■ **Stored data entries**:
____
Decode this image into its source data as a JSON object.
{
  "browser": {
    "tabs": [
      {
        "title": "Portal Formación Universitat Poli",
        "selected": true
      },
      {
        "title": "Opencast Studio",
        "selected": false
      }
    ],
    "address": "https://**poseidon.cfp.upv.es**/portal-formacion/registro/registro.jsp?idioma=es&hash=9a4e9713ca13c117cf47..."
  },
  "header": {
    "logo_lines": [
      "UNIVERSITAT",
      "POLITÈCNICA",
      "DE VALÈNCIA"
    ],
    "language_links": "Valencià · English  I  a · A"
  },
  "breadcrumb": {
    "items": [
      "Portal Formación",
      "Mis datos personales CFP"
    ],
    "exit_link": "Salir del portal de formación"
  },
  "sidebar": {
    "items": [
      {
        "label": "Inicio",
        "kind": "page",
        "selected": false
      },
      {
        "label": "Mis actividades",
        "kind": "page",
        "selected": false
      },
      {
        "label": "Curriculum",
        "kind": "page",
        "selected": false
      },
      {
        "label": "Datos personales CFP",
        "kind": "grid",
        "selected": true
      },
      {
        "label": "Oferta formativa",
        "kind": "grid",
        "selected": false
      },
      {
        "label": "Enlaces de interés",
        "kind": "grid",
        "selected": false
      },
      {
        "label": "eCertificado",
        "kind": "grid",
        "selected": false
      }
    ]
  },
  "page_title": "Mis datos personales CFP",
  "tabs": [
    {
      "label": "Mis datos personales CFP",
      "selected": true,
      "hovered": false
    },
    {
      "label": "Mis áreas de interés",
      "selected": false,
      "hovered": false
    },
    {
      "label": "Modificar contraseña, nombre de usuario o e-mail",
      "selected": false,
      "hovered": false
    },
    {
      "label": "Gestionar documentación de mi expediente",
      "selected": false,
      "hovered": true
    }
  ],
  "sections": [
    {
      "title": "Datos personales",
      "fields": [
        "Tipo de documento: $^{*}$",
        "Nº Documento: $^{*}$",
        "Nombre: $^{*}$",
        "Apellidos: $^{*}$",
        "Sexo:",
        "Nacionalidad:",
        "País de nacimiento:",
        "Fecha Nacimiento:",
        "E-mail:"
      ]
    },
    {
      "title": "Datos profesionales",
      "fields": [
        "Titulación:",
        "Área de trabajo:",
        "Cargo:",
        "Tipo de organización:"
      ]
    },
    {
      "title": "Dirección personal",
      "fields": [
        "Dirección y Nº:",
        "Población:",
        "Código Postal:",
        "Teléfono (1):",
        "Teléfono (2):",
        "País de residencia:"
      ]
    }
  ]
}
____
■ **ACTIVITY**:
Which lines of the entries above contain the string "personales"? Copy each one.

■ **SOLVED EXERCISE**:
      "Mis datos personales CFP"
        "label": "Datos personales CFP",
  "page_title": "Mis datos personales CFP",
      "label": "Mis datos personales CFP",
      "title": "Datos personales",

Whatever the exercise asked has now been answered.